*** Extracted data ***
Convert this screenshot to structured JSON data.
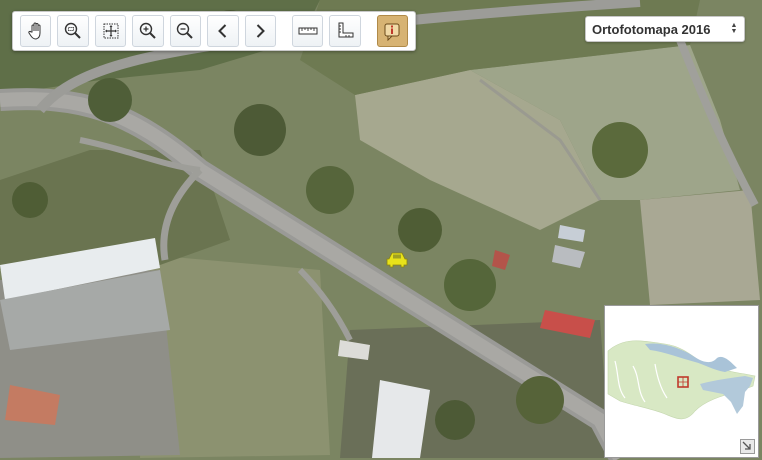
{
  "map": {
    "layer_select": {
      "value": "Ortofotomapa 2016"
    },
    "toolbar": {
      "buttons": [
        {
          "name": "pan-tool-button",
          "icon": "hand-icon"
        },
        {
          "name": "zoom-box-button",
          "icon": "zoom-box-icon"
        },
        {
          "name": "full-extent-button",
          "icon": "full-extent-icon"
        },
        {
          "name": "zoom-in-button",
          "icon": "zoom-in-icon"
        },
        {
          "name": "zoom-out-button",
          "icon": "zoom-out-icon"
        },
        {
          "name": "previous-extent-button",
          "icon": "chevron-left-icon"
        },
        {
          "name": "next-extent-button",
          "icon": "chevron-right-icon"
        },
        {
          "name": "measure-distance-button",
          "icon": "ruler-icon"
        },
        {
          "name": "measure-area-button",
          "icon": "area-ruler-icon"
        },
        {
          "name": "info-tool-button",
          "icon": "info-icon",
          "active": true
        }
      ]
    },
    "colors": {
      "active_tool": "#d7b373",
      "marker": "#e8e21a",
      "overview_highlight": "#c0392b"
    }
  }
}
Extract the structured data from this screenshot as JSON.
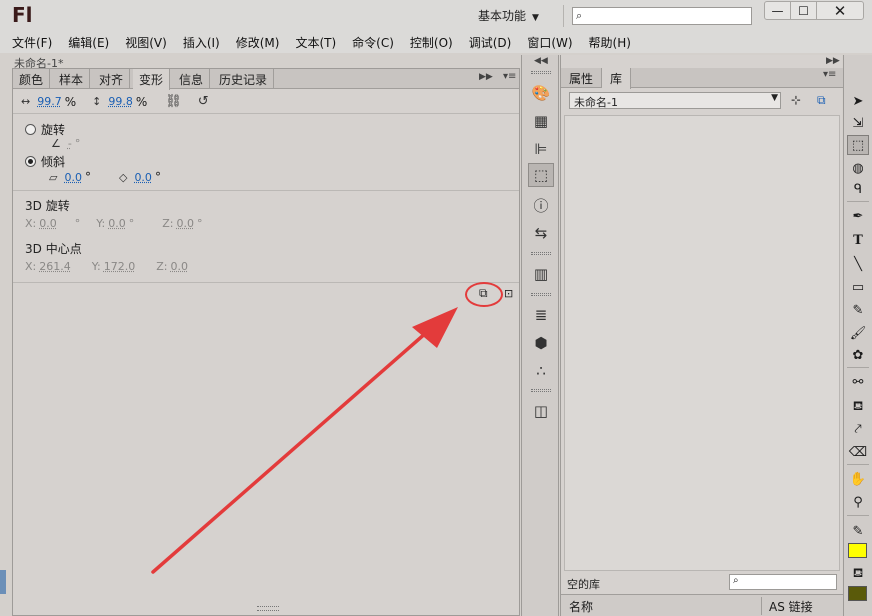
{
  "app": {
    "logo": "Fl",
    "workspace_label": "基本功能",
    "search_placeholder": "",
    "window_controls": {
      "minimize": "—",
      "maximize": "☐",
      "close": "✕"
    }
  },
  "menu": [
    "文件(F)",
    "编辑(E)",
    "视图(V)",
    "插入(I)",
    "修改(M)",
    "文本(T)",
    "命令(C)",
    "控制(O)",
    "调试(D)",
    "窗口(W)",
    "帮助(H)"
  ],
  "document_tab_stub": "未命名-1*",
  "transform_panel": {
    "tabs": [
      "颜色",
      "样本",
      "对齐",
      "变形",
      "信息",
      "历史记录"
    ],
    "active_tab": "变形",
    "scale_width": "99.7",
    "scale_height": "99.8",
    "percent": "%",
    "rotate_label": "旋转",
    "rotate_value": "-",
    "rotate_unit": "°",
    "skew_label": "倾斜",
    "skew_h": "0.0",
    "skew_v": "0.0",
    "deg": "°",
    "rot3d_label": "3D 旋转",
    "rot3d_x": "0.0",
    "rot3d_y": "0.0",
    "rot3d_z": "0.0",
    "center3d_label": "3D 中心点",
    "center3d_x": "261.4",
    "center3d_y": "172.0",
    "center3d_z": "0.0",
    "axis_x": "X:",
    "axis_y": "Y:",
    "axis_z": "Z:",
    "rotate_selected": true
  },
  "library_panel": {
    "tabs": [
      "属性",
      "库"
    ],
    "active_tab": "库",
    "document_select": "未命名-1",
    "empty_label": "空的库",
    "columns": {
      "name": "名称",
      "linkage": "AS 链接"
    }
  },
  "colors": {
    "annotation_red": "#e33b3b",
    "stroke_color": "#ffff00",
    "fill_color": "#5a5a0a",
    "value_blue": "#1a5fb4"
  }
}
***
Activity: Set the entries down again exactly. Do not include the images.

Solution to the exercise:
Convert this screenshot to structured JSON data.
{
  "map": {
    "layer_select": {
      "value": "Ortofotomapa 2016"
    },
    "toolbar": {
      "buttons": [
        {
          "name": "pan-tool-button",
          "icon": "hand-icon"
        },
        {
          "name": "zoom-box-button",
          "icon": "zoom-box-icon"
        },
        {
          "name": "full-extent-button",
          "icon": "full-extent-icon"
        },
        {
          "name": "zoom-in-button",
          "icon": "zoom-in-icon"
        },
        {
          "name": "zoom-out-button",
          "icon": "zoom-out-icon"
        },
        {
          "name": "previous-extent-button",
          "icon": "chevron-left-icon"
        },
        {
          "name": "next-extent-button",
          "icon": "chevron-right-icon"
        },
        {
          "name": "measure-distance-button",
          "icon": "ruler-icon"
        },
        {
          "name": "measure-area-button",
          "icon": "area-ruler-icon"
        },
        {
          "name": "info-tool-button",
          "icon": "info-icon",
          "active": true
        }
      ]
    },
    "colors": {
      "active_tool": "#d7b373",
      "marker": "#e8e21a",
      "overview_highlight": "#c0392b"
    }
  }
}
Extract the structured data from this screenshot as JSON.
{
  "app": {
    "logo": "Fl",
    "workspace_label": "基本功能",
    "search_placeholder": "",
    "window_controls": {
      "minimize": "—",
      "maximize": "☐",
      "close": "✕"
    }
  },
  "menu": [
    "文件(F)",
    "编辑(E)",
    "视图(V)",
    "插入(I)",
    "修改(M)",
    "文本(T)",
    "命令(C)",
    "控制(O)",
    "调试(D)",
    "窗口(W)",
    "帮助(H)"
  ],
  "document_tab_stub": "未命名-1*",
  "transform_panel": {
    "tabs": [
      "颜色",
      "样本",
      "对齐",
      "变形",
      "信息",
      "历史记录"
    ],
    "active_tab": "变形",
    "scale_width": "99.7",
    "scale_height": "99.8",
    "percent": "%",
    "rotate_label": "旋转",
    "rotate_value": "-",
    "rotate_unit": "°",
    "skew_label": "倾斜",
    "skew_h": "0.0",
    "skew_v": "0.0",
    "deg": "°",
    "rot3d_label": "3D 旋转",
    "rot3d_x": "0.0",
    "rot3d_y": "0.0",
    "rot3d_z": "0.0",
    "center3d_label": "3D 中心点",
    "center3d_x": "261.4",
    "center3d_y": "172.0",
    "center3d_z": "0.0",
    "axis_x": "X:",
    "axis_y": "Y:",
    "axis_z": "Z:",
    "rotate_selected": true
  },
  "library_panel": {
    "tabs": [
      "属性",
      "库"
    ],
    "active_tab": "库",
    "document_select": "未命名-1",
    "empty_label": "空的库",
    "columns": {
      "name": "名称",
      "linkage": "AS 链接"
    }
  },
  "colors": {
    "annotation_red": "#e33b3b",
    "stroke_color": "#ffff00",
    "fill_color": "#5a5a0a",
    "value_blue": "#1a5fb4"
  }
}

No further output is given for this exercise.